It’s interesting that I read this almost immediately after reading this in Salon, “It’s true: Cities are meaner.” (emphasis added, natch)
Perhaps it’s no surprise that the field of urban psychology was pioneered by Stanley Milgram, whose famous electrical shock experiments demonstrated how willing we are to take our cues from others. It’s human nature to be wary of going against the norm. That’s why the Bystander Effect varies so greatly from city to city — if you’re in a place where people are apt to intervene, you probably will too. And if you’re not, you won’t.
This fact was illustrated brilliantly in 2003 by Dr. Robert Levine, a professor of psychology at Cal State-Fresno, who spent six years studying people’s willingness to help strangers in different cities. Levine’s assistants dropped pens, faked injuries and feigned blindness from Los Angeles to Madrid to Singapore, and found that not only did the differences in intervention rates vary widely, they could even be predicted.
For instance, the five Spanish- and Portuguese-speaking cities that he studied all scored much higher than average on the intervention scale, and the top two were Rio de Janeiro and San Jose, Costa Rica. He consulted with Latin America experts and learned of the Spanish word “simpatico,” a highly valued social quality that means, in part, a willingness to help others. The easiest way to show it? Public displays of assistance.
Cities with weaker economies also tended to exhibit more instances of kindness toward strangers, leading Levine to conclude that places where “social obligations take priority over individual achievement tend to be less economically productive.”
The more productive the less “simpatico”–not a surprise, really, is it?

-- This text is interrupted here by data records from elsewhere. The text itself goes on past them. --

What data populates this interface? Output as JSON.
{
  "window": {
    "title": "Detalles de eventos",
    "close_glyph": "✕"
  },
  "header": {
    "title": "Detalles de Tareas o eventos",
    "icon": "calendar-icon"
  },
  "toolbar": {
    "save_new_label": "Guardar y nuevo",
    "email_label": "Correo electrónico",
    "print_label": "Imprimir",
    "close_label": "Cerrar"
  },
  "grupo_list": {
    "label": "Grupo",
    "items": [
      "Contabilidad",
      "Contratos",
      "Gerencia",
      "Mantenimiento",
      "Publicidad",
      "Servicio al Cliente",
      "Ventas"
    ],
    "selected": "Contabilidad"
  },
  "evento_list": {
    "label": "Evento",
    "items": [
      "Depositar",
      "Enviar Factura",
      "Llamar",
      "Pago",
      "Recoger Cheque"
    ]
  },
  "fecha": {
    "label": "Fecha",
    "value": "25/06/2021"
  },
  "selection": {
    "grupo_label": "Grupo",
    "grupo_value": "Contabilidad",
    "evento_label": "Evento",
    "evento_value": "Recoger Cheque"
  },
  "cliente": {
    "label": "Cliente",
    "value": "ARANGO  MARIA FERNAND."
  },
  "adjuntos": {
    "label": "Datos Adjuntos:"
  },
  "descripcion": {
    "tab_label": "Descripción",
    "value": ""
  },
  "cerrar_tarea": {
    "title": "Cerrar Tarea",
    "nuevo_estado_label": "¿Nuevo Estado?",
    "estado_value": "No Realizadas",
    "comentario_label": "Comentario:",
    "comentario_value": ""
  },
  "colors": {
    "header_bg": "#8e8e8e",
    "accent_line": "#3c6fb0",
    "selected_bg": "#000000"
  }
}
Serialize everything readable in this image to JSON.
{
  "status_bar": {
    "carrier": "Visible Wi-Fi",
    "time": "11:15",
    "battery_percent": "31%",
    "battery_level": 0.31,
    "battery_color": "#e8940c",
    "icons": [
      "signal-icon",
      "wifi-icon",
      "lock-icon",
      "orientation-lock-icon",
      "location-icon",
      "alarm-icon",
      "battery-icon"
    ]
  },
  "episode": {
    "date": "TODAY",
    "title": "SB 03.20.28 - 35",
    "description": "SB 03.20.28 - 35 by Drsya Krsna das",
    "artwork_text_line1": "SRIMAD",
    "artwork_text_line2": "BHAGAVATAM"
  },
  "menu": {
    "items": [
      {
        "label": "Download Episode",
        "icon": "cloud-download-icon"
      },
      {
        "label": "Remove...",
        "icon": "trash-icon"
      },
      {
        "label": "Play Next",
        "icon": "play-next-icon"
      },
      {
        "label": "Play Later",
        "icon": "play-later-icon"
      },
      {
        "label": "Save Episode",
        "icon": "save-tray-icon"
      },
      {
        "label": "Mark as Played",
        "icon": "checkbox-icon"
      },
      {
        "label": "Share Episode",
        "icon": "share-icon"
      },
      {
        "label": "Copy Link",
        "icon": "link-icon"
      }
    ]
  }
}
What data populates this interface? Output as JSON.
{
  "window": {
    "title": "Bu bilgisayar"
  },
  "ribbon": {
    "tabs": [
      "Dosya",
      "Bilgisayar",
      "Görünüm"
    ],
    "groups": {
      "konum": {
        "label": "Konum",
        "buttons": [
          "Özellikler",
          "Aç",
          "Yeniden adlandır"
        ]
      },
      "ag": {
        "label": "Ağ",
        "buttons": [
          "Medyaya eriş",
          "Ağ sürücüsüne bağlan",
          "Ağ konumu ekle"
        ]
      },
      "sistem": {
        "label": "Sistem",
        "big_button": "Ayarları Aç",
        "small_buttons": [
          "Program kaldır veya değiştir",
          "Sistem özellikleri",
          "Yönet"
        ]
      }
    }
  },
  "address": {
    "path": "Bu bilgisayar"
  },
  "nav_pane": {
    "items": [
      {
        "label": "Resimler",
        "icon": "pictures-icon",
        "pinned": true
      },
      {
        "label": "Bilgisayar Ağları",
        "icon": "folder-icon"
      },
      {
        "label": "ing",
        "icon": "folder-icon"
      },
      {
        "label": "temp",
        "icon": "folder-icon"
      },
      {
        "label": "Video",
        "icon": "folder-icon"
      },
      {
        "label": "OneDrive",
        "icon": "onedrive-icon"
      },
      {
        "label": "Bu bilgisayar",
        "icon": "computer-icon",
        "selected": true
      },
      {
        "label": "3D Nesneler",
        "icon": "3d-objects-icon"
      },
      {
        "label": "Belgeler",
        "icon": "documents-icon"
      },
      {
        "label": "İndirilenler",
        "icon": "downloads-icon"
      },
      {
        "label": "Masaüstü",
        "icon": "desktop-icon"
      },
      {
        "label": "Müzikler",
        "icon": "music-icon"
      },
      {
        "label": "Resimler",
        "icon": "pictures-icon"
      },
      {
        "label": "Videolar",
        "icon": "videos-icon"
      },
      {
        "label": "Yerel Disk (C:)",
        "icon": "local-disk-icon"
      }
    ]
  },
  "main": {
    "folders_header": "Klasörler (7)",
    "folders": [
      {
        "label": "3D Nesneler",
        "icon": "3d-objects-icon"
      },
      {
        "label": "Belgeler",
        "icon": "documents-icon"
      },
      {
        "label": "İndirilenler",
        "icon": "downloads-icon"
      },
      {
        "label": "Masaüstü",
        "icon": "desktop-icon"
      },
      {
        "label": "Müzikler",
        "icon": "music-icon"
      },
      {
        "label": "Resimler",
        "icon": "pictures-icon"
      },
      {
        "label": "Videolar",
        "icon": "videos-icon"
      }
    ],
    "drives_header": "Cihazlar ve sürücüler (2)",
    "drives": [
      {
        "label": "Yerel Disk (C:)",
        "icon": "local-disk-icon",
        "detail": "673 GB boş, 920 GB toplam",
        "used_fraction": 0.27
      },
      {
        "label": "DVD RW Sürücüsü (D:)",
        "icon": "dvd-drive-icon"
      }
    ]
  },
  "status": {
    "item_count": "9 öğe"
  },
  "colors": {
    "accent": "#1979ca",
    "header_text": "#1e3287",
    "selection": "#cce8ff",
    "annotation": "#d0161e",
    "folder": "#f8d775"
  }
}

Here is part of the problem. Some minds (many, too many, most?) argue about freedom “in the aggregate.” Robin’s piece opens with Henry Ford’s feudal-industrial megalomaniacal “brilliance.”
IN HIS NEVER-ENDING quest for control of the workplace, Henry Ford confronted many foes, but none as wily or rebellious as the human digestive tract. Hoping to tame what he called the body’s ”disassembly line,” Ford wheeled lunch wagons into his auto plant in Highland Park, Mich., and forced workers to wolf down a 10-minute sandwich on the job. So industrialized was ingestion at the plant that workers growled about their ”Ford stomach.”
And this is the kind of comment it elicits:
Given what you’ve previously said about the nature of freedom it isn’t clear to me that what Ford did represents an encroachment upon freedom even by your own standards. Presumably you’ve got to somehow quantify the aggregate increase in freedom offered by placing the car within reach of the common man, something owing to the practices decried in your piece, and then set that against the aggregate loss of freedom in having workers only be allowed things like 10 minute lunch breaks (what is the allowance for lunch breaks that would exist in a truly free society I wonder. 3 hours? 12 hours?).
Is this a utilitarian econometrics of freedom?
The car as representative of a factor of “aggregate freedom” must be measured and set against factory feudalism. But the “freedom” offered by the automobile is at best an equivocal effect and at worst one of the primary causes of our modern slavery to this detached and uncaring way of life.
It is the absolute lack of sympathy, lack of shared human realities, that makes a comment as ridiculous as this even a possible thought in someone’s warped brain.
*It’s interesting that George Lakoff, in his book about how Republicans have masterfully “framed” every political issue to resonate with a prescribed “core value” (“Don’t Think of an Elephant!”), discusses a line in a Bush II speech where Bush says America doesn’t need to get a “permission slip” from the UN to act unilaterally. The use of this term frames international multilateral agreements as a weakness akin to having to ask for a bathroom break.
photo credit: lisa_eglinton’s photostream